Matt Weinstock -- April 3, 1959
April 3, 2009 | 12:00 pm
Righting of the Left
Not long ago a New York bank announced it had made left-handed checks available to southpaw patrons.
Now Mattell, Inc., the firm on W. 102nd Street which makes toy guns, has come out with a left-handed holster.
Clearly, what we have here is a trend. The way things are going, left-handers, who constitute about 10% of the nation's population, will no longer find themselves frustrated outcasts in a right-handed world.
At least lefties stalking along Dry Gulch Blvd. for the shootdown will have an even break on the draw with right-handed skulkers.
Oh, I tell you, significance is everywhere.
THE DOORBELL rang at a nice home in Brentwood and the lady at the door announced, "I'm the assessor."
FOR HIS first book report, Steven Kruschen, 7, an A-2 at 3rd Street school, chose the child's version of "Noah's Ark" by Tony Palazzo.
One question on the printed sheet asked, "Who was your favorite character?" Steve wrote, "God."
Next question, "Why?" "Because," Steve wrote, he thought the whole thing up."
BACK TO NORMALCY
'Twas the morn after Easter
And all through the news
The headliners were shouting
"Us guys can lick youse."
MENTION HERE of literary coincidences -- use of similar names or situations by fiction writers unknown to each other -- recalled an experience Harold Bell Wright once told Al Ball of Manhattan Beach.
Shortly after Wright's book "When a Man's a Man" was published, a stranger called on him, identified himself as a college professor, and said he had written a play three years before titled "When a Man's a Man." Furthermore, his principal character was Rags -- Wright's was Patches. In addition, he said there were 80 identical situation in the two stories.
Wright could only express amazement.
"How did you do it, Wright?" the stranger went on. "My manuscript has been locked in a safe for three years. No one ever read it but me. It isn't possible."

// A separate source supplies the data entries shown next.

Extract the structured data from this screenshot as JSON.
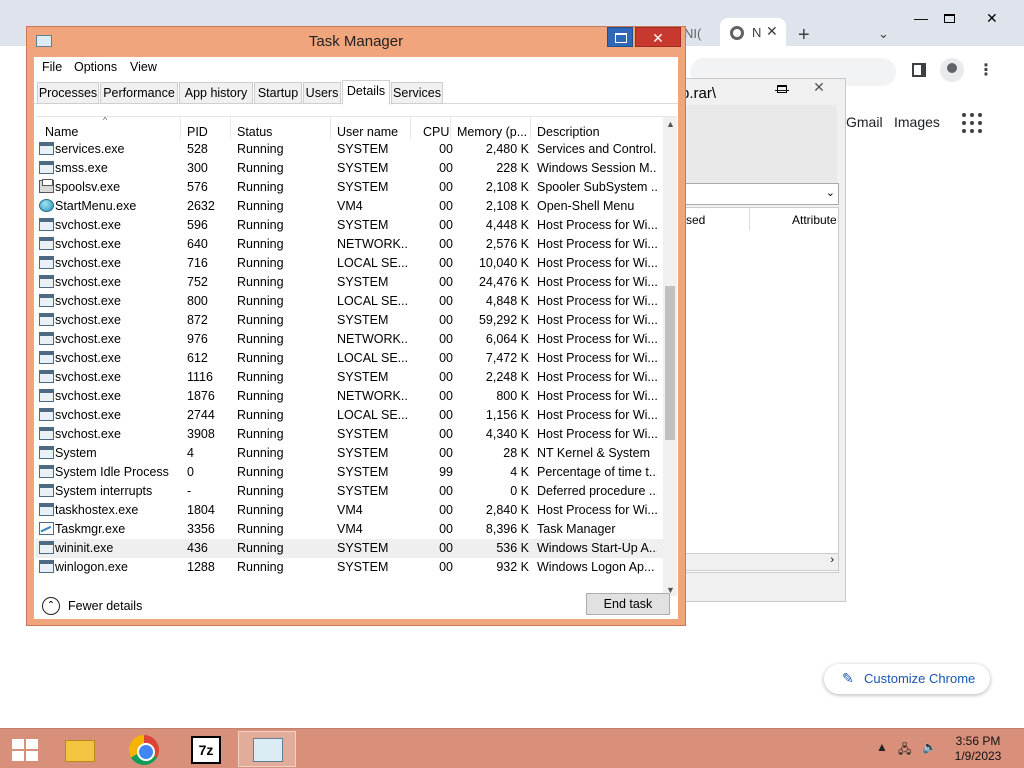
{
  "chrome": {
    "tab_partial": "NI(",
    "tab_active_title": "N",
    "tab_close": "✕",
    "new_tab": "+",
    "tab_search": "⌄",
    "window_min": "—",
    "window_close": "✕",
    "kebab": "⋮",
    "links": {
      "gmail": "Gmail",
      "images": "Images"
    },
    "customize_label": "Customize Chrome",
    "customize_icon": "✎"
  },
  "zip": {
    "title_fragment": "p.rar\\",
    "min": "—",
    "close": "✕",
    "combo_chevron": "⌄",
    "col_used": "sed",
    "col_attrib": "Attribute",
    "scroll_right": "›"
  },
  "taskmanager": {
    "title": "Task Manager",
    "min": "—",
    "close": "✕",
    "menu": [
      "File",
      "Options",
      "View"
    ],
    "tabs": [
      "Processes",
      "Performance",
      "App history",
      "Startup",
      "Users",
      "Details",
      "Services"
    ],
    "active_tab": "Details",
    "columns": [
      "Name",
      "PID",
      "Status",
      "User name",
      "CPU",
      "Memory (p...",
      "Description"
    ],
    "sort_caret": "^",
    "rows": [
      {
        "icon": "process",
        "name": "services.exe",
        "pid": "528",
        "status": "Running",
        "user": "SYSTEM",
        "cpu": "00",
        "mem": "2,480 K",
        "desc": "Services and Control..."
      },
      {
        "icon": "process",
        "name": "smss.exe",
        "pid": "300",
        "status": "Running",
        "user": "SYSTEM",
        "cpu": "00",
        "mem": "228 K",
        "desc": "Windows Session M..."
      },
      {
        "icon": "printer",
        "name": "spoolsv.exe",
        "pid": "576",
        "status": "Running",
        "user": "SYSTEM",
        "cpu": "00",
        "mem": "2,108 K",
        "desc": "Spooler SubSystem ..."
      },
      {
        "icon": "globe",
        "name": "StartMenu.exe",
        "pid": "2632",
        "status": "Running",
        "user": "VM4",
        "cpu": "00",
        "mem": "2,108 K",
        "desc": "Open-Shell Menu"
      },
      {
        "icon": "process",
        "name": "svchost.exe",
        "pid": "596",
        "status": "Running",
        "user": "SYSTEM",
        "cpu": "00",
        "mem": "4,448 K",
        "desc": "Host Process for Wi..."
      },
      {
        "icon": "process",
        "name": "svchost.exe",
        "pid": "640",
        "status": "Running",
        "user": "NETWORK...",
        "cpu": "00",
        "mem": "2,576 K",
        "desc": "Host Process for Wi..."
      },
      {
        "icon": "process",
        "name": "svchost.exe",
        "pid": "716",
        "status": "Running",
        "user": "LOCAL SE...",
        "cpu": "00",
        "mem": "10,040 K",
        "desc": "Host Process for Wi..."
      },
      {
        "icon": "process",
        "name": "svchost.exe",
        "pid": "752",
        "status": "Running",
        "user": "SYSTEM",
        "cpu": "00",
        "mem": "24,476 K",
        "desc": "Host Process for Wi..."
      },
      {
        "icon": "process",
        "name": "svchost.exe",
        "pid": "800",
        "status": "Running",
        "user": "LOCAL SE...",
        "cpu": "00",
        "mem": "4,848 K",
        "desc": "Host Process for Wi..."
      },
      {
        "icon": "process",
        "name": "svchost.exe",
        "pid": "872",
        "status": "Running",
        "user": "SYSTEM",
        "cpu": "00",
        "mem": "59,292 K",
        "desc": "Host Process for Wi..."
      },
      {
        "icon": "process",
        "name": "svchost.exe",
        "pid": "976",
        "status": "Running",
        "user": "NETWORK...",
        "cpu": "00",
        "mem": "6,064 K",
        "desc": "Host Process for Wi..."
      },
      {
        "icon": "process",
        "name": "svchost.exe",
        "pid": "612",
        "status": "Running",
        "user": "LOCAL SE...",
        "cpu": "00",
        "mem": "7,472 K",
        "desc": "Host Process for Wi..."
      },
      {
        "icon": "process",
        "name": "svchost.exe",
        "pid": "1116",
        "status": "Running",
        "user": "SYSTEM",
        "cpu": "00",
        "mem": "2,248 K",
        "desc": "Host Process for Wi..."
      },
      {
        "icon": "process",
        "name": "svchost.exe",
        "pid": "1876",
        "status": "Running",
        "user": "NETWORK...",
        "cpu": "00",
        "mem": "800 K",
        "desc": "Host Process for Wi..."
      },
      {
        "icon": "process",
        "name": "svchost.exe",
        "pid": "2744",
        "status": "Running",
        "user": "LOCAL SE...",
        "cpu": "00",
        "mem": "1,156 K",
        "desc": "Host Process for Wi..."
      },
      {
        "icon": "process",
        "name": "svchost.exe",
        "pid": "3908",
        "status": "Running",
        "user": "SYSTEM",
        "cpu": "00",
        "mem": "4,340 K",
        "desc": "Host Process for Wi..."
      },
      {
        "icon": "process",
        "name": "System",
        "pid": "4",
        "status": "Running",
        "user": "SYSTEM",
        "cpu": "00",
        "mem": "28 K",
        "desc": "NT Kernel & System"
      },
      {
        "icon": "process",
        "name": "System Idle Process",
        "pid": "0",
        "status": "Running",
        "user": "SYSTEM",
        "cpu": "99",
        "mem": "4 K",
        "desc": "Percentage of time t..."
      },
      {
        "icon": "process",
        "name": "System interrupts",
        "pid": "-",
        "status": "Running",
        "user": "SYSTEM",
        "cpu": "00",
        "mem": "0 K",
        "desc": "Deferred procedure ..."
      },
      {
        "icon": "process",
        "name": "taskhostex.exe",
        "pid": "1804",
        "status": "Running",
        "user": "VM4",
        "cpu": "00",
        "mem": "2,840 K",
        "desc": "Host Process for Wi..."
      },
      {
        "icon": "graph",
        "name": "Taskmgr.exe",
        "pid": "3356",
        "status": "Running",
        "user": "VM4",
        "cpu": "00",
        "mem": "8,396 K",
        "desc": "Task Manager"
      },
      {
        "icon": "process",
        "name": "wininit.exe",
        "pid": "436",
        "status": "Running",
        "user": "SYSTEM",
        "cpu": "00",
        "mem": "536 K",
        "desc": "Windows Start-Up A...",
        "selected": true
      },
      {
        "icon": "process",
        "name": "winlogon.exe",
        "pid": "1288",
        "status": "Running",
        "user": "SYSTEM",
        "cpu": "00",
        "mem": "932 K",
        "desc": "Windows Logon Ap..."
      }
    ],
    "scroll": {
      "up": "▲",
      "down": "▼",
      "thumb_position": 0.52,
      "thumb_size": 0.34
    },
    "fewer_details_label": "Fewer details",
    "fewer_icon": "⌃",
    "end_task_label": "End task"
  },
  "taskbar": {
    "apps": [
      "file-explorer",
      "chrome",
      "7zip",
      "task-manager"
    ],
    "sevenzip_label": "7z",
    "tray_arrow": "▲",
    "tray_network": "🖧",
    "tray_volume": "🔈",
    "time": "3:56 PM",
    "date": "1/9/2023"
  }
}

He wasn't angry, only baffled. So was Wright.
A LADY NAMED Louise was discussing instant coffee with a friend who had never used it and suggested she try Decaf. "Where do I get Decaf?" the woman asked. "Fromde cow and de bull," responded Louise, a lady of impulse, subject to such whims. Besides, it was a hot day.
THE SOCIETY for Reducing Everything to a Pat, Provocative Phrase will come to order. This remark was heard in the city room: "Can't you see Susan Hayward playing the part of Mrs. Duncan?"
TEN YEARS AGO Pepper Blethen, 9, unaccountably stumbled and fell while running with playmates in Gardena. When it happened again a doctor diagnosed his ailment as progressive muscular dystrophy. He was given only a short time to live.
But life was pleasant to Pepper, even when he was forced to take to a wheelchair and then bed. He was helpless for years and slowly wasted away. But he remained cheerful, buoyed up by his devoted family and well-wishers.
On Tuesday at the age of 19, he died, long beyond the time doctors gave him to live. A funeral Mass was held today at St Antony's Church and his mother thanks all those who have sent him messages of good cheer.